I looked nothing like my parents at the time; my brothers looked Chinese just like my dad and my sister looked like a replica of my mom. I, however, had a wavy bowlcut, slim frame, and tanned skin. My siblings always joked around saying I was adopted, and for a long time, I really wondered if I was.
Now, let me tell you how excited I was when I learned about puberty. WHAT?! WE GET TO HAVE A TRANSFORMATION?! I was sick of the body I was in and I just couldn’t wait to finally start filling out my clothes. “I can finally wear juniors’-sized pants and reach 3-digits…” I thought to myself. I watched my peers transform from looking like a 10-year old to looking like a high-schooler after one summer. Wow. How does that even happen?! I guess puberty does that to some.

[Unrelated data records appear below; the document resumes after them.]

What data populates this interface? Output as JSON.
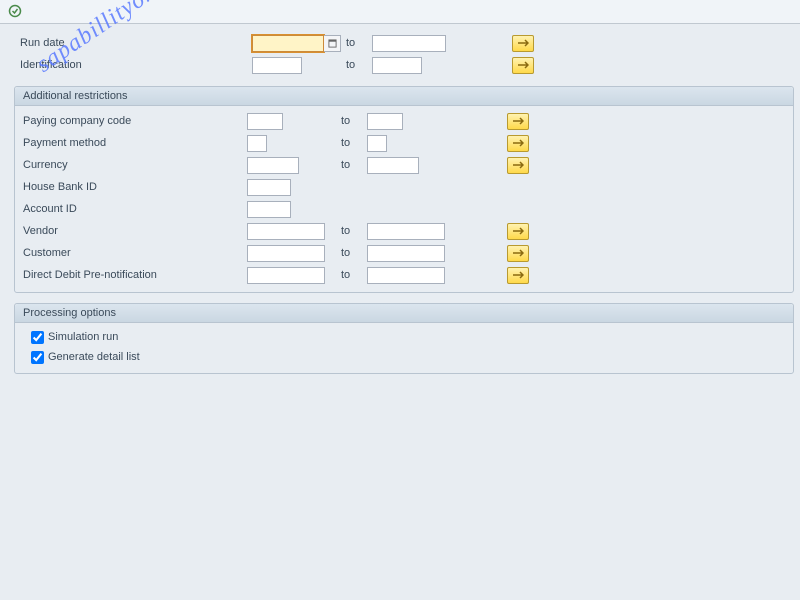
{
  "watermark": "sapabillityonline.com",
  "top": {
    "run_date_label": "Run date",
    "identification_label": "Identification",
    "to": "to"
  },
  "group1": {
    "title": "Additional restrictions",
    "rows": {
      "paying_company": "Paying company code",
      "payment_method": "Payment method",
      "currency": "Currency",
      "house_bank": "House Bank ID",
      "account_id": "Account ID",
      "vendor": "Vendor",
      "customer": "Customer",
      "direct_debit": "Direct Debit Pre-notification"
    },
    "to": "to"
  },
  "group2": {
    "title": "Processing options",
    "chk_sim": "Simulation run",
    "chk_detail": "Generate detail list"
  }
}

Then there was me— maybe I grew half an inch, but that was pretty much it.
Back in my algebra II class in high school, this football player asked me how much I weighed and after telling him that I was 80 lbs, he stood up, put his hands on the sides of my arms (while I was sitting down) and literally lifted me up towards the ceiling. I was just kinda hanging there trying to figure out what the heck was happening until I heard my teacher yell “put her down!” Then we all busted out laughing.

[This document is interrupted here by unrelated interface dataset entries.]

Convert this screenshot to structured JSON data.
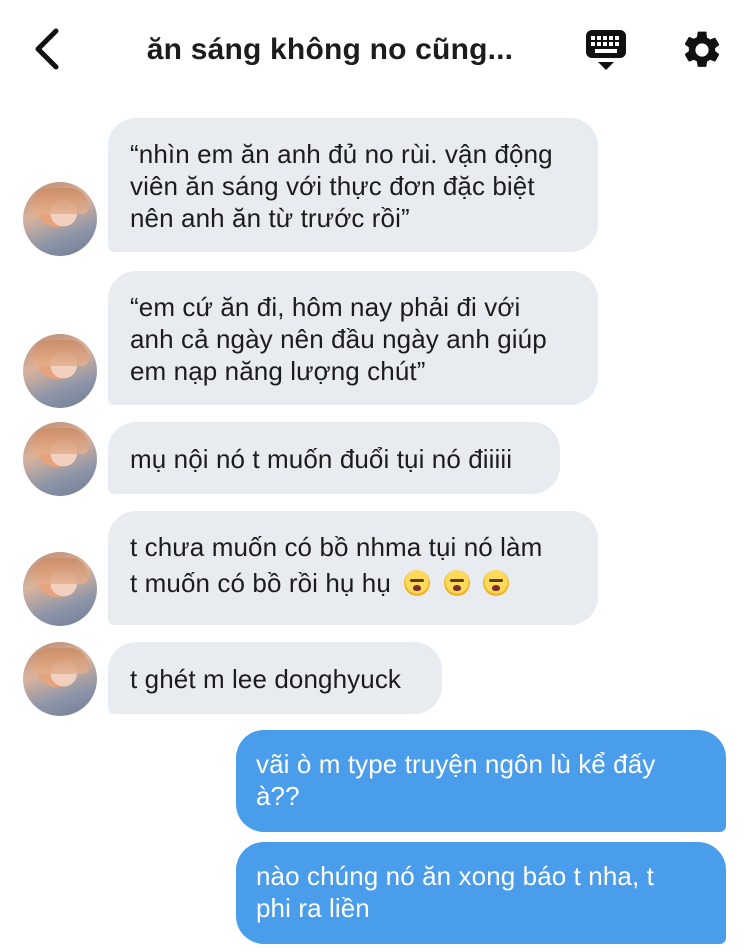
{
  "header": {
    "title": "ăn sáng không no cũng...",
    "back_icon": "chevron-left-icon",
    "keyboard_icon": "keyboard-icon",
    "settings_icon": "gear-icon"
  },
  "messages": [
    {
      "side": "in",
      "text_lines": [
        "“nhìn em ăn anh đủ no rùi. vận động",
        "viên ăn sáng với thực đơn đặc biệt",
        "nên anh ăn từ trước rồi”"
      ]
    },
    {
      "side": "in",
      "text_lines": [
        "“em cứ ăn đi, hôm nay phải đi với",
        "anh cả ngày nên đầu ngày anh giúp",
        "em nạp năng lượng chút”"
      ]
    },
    {
      "side": "in",
      "text_lines": [
        "mụ nội nó t muốn đuổi tụi nó điiiii"
      ]
    },
    {
      "side": "in",
      "text_lines": [
        "t chưa muốn có bồ nhma tụi nó làm",
        "t muốn có bồ rồi hụ hụ"
      ],
      "emojis": [
        "loudly-crying-face",
        "loudly-crying-face",
        "loudly-crying-face"
      ]
    },
    {
      "side": "in",
      "text_lines": [
        "t ghét m lee donghyuck"
      ]
    },
    {
      "side": "out",
      "text_lines": [
        "vãi ò m type truyện ngôn lù kể đấy",
        "à??"
      ]
    },
    {
      "side": "out",
      "text_lines": [
        "nào chúng nó ăn xong báo t nha, t",
        "phi ra liền"
      ]
    }
  ],
  "colors": {
    "incoming_bubble": "#e8ebf0",
    "outgoing_bubble": "#4a9dea",
    "text_dark": "#1c1c1e"
  }
}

I never really knew what to think about my body. One day, someone will tell me that I’m so lucky because I’ll never have to worry about getting fat then the next day, someone will ask me if I was anorexic. Man, that made me so mad growing up. No, I don’t have an eating disorder, I’m just naturally like this, ok?
I remember this guy back in freshman year of high school who got butthurt about me not being interested in him. With disgust, he said “whatever, you’re too skinny anyways.” I also recall giving someone a hug and they told me: “it feels like I’m hugging nothing.” They probably don’t remember saying those things but it stuck with me until now. It’s crazy what hurtful things we say, casually or out of spite, that can have long-term effects on the receiving end.

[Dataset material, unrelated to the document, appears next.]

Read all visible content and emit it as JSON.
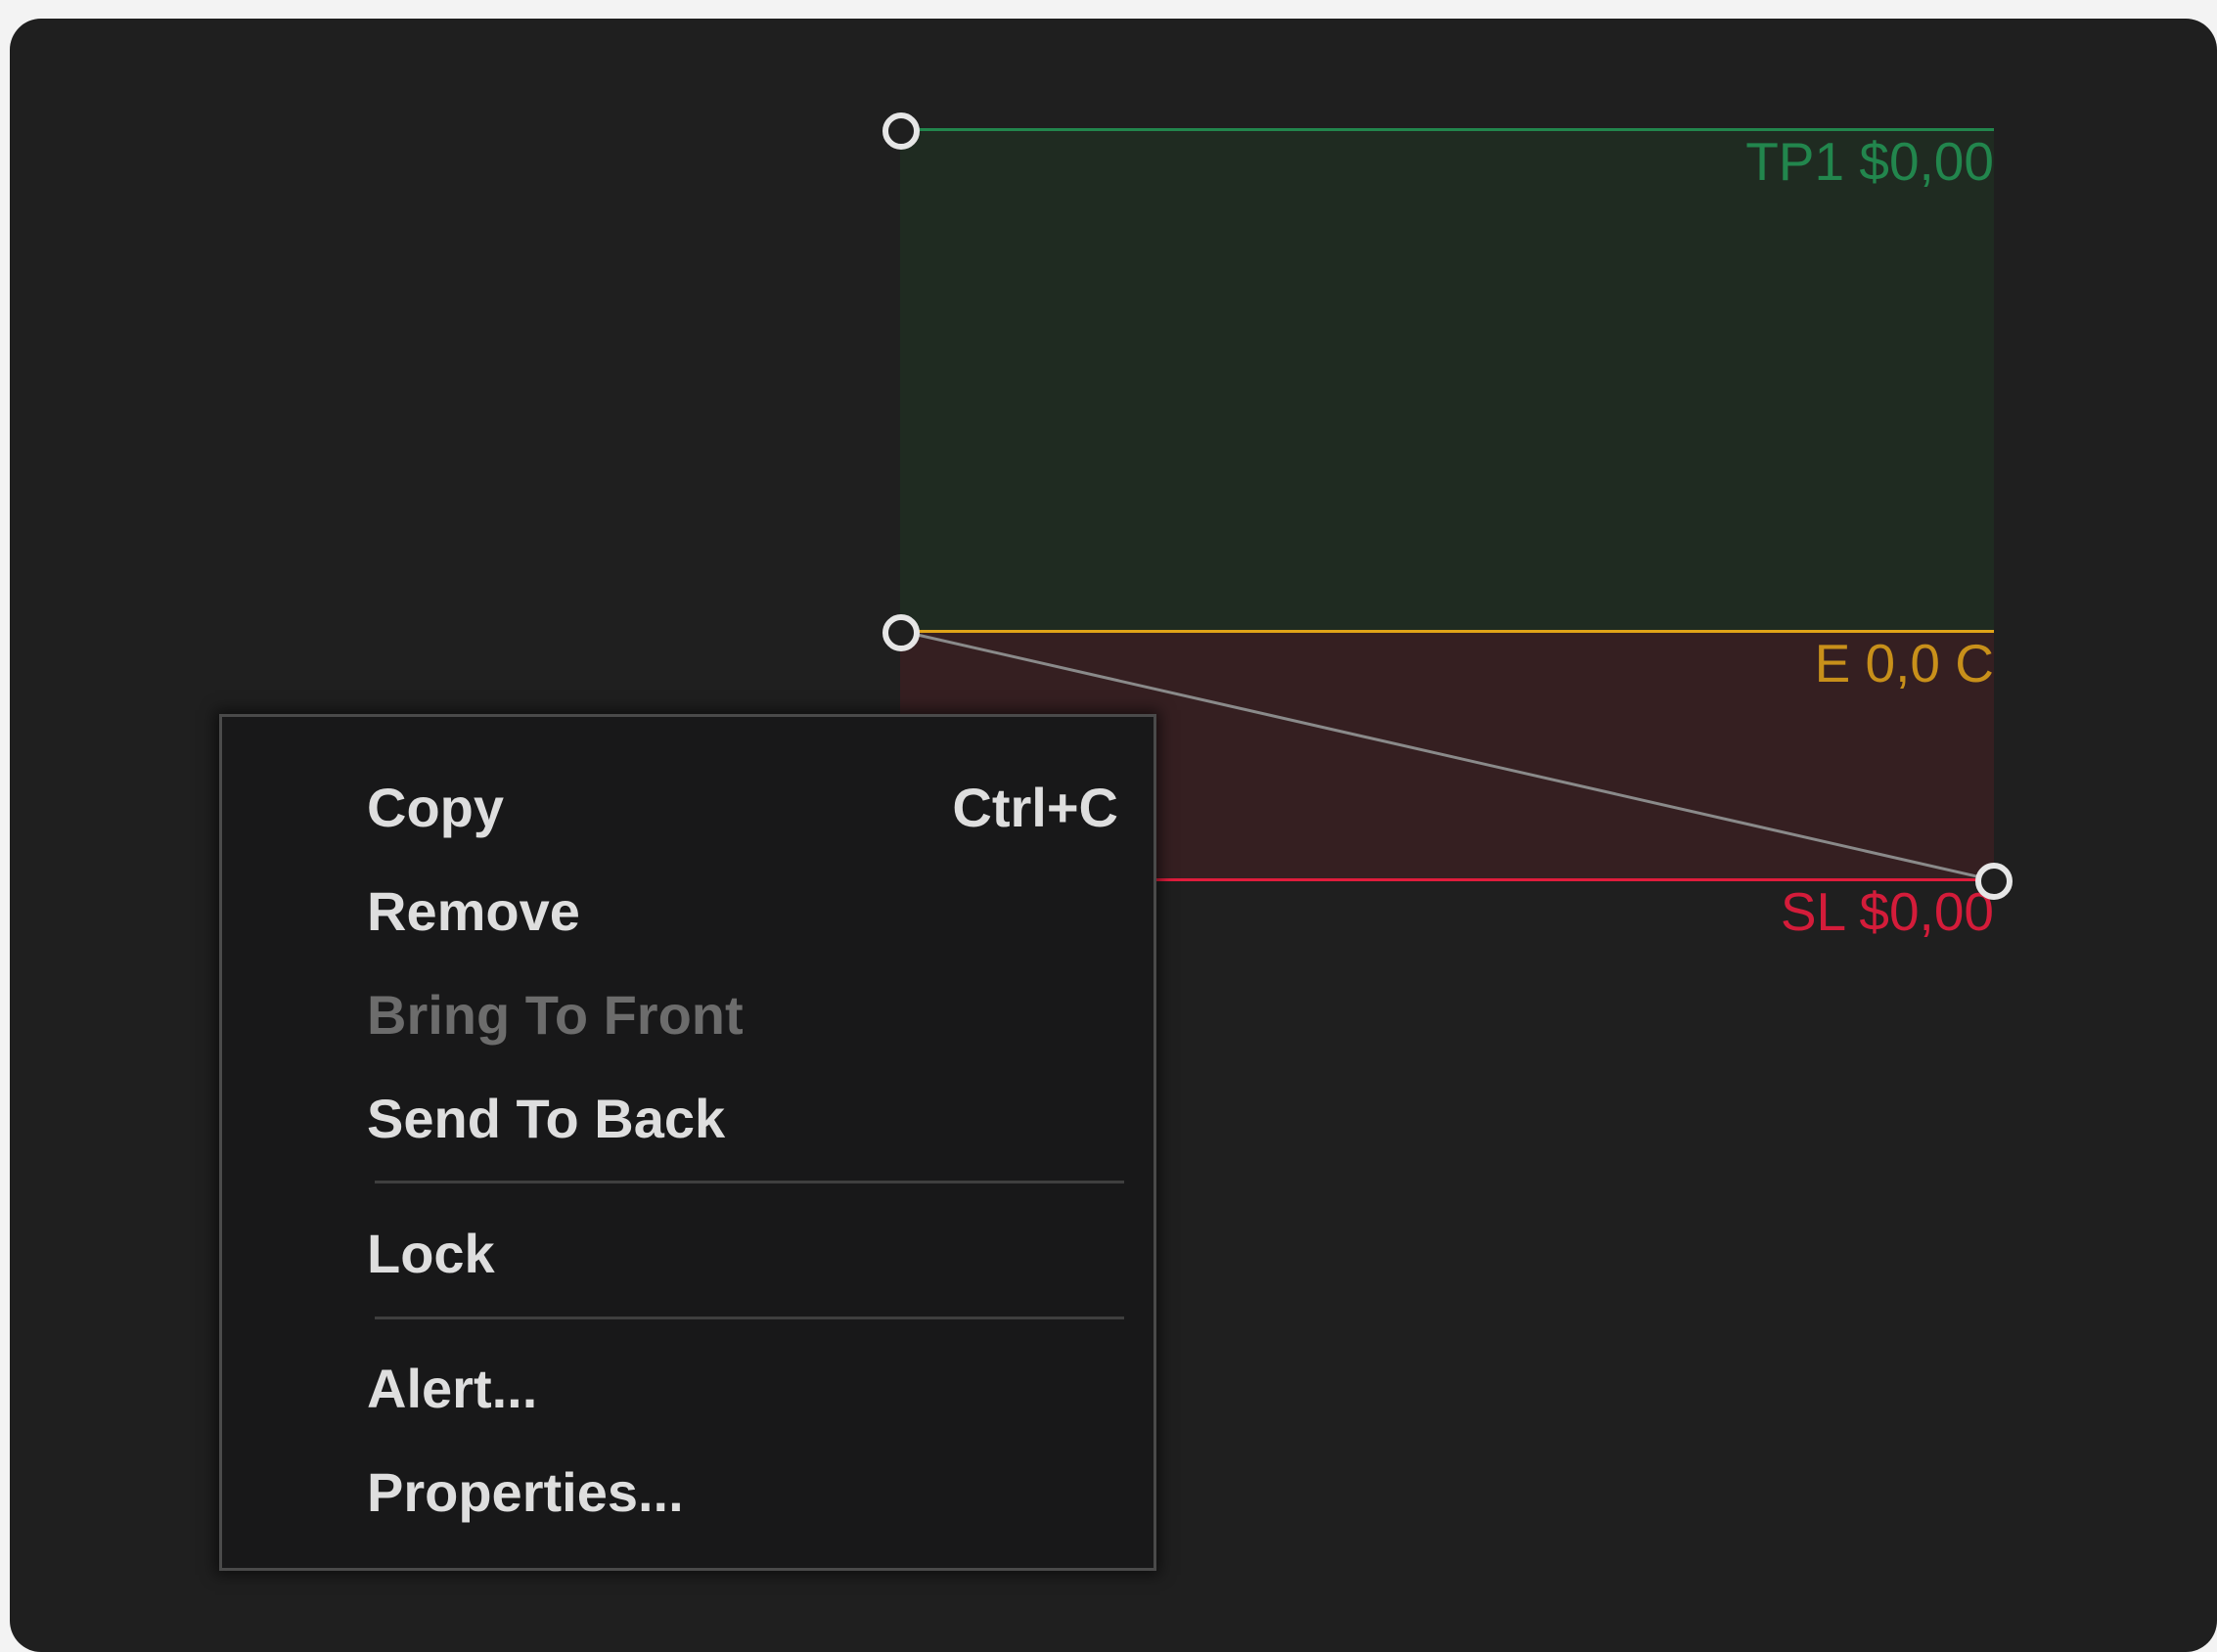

To this day, when someone says “oh my gosh, you’re so skinny!” I never know how to reply. Thank you? I don’t know. Sometimes, people assume that just because I’m skinny, I have everything else easy. No, much like everyone else, I have trouble finding clothes that fit well and I have days when I feel really unhealthy because of what I’ve eaten and/or because I haven’t been physically active.
Over the years, I’ve grown more comfortable with being slim but now my focus is towards being stronger and having a fit frame. Now that comes with all sorts of difficulties too. For those that think working out is a bad thing because I will lose more weight…No, I focus more on strength-training to gain muscle, which weighs more than fat. For those that tell me I’m lucky that I have it easy because I’m already skinny…No. a HUGE NO. Gaining weight for someone who is naturally thin (without drinking protein shakes) is so difficult. At least for me. As great as it sounds, eating whatever I want and doubling my calorie intake to gain weight is exhausting and not very realistic for my current lifestyle. I’m still trying to figure out how to do all that because it really is a lifestyle change–much like any long-term physical goals.
While we can modify our bodies through diet and exercise, our starting materials (our genes) also play a huge role on what our body naturally can and cannot become. I don’t have a big chest, that hourglass waist, or much in my trunk. It can get frustrating, but most of us work with what we have. Sometimes, you just have to be aware that the other person beside you is also working with what they have.
I wish people would just be more aware of what they’re saying to others, on and offline. We all have insecurities and we all have bad days. We all complain from time to time, and sometimes that’s okay. However, it doesn’t give us the right to deem other people’s feelings irrelevant just because we think we have it harder.
Be kind. It matters.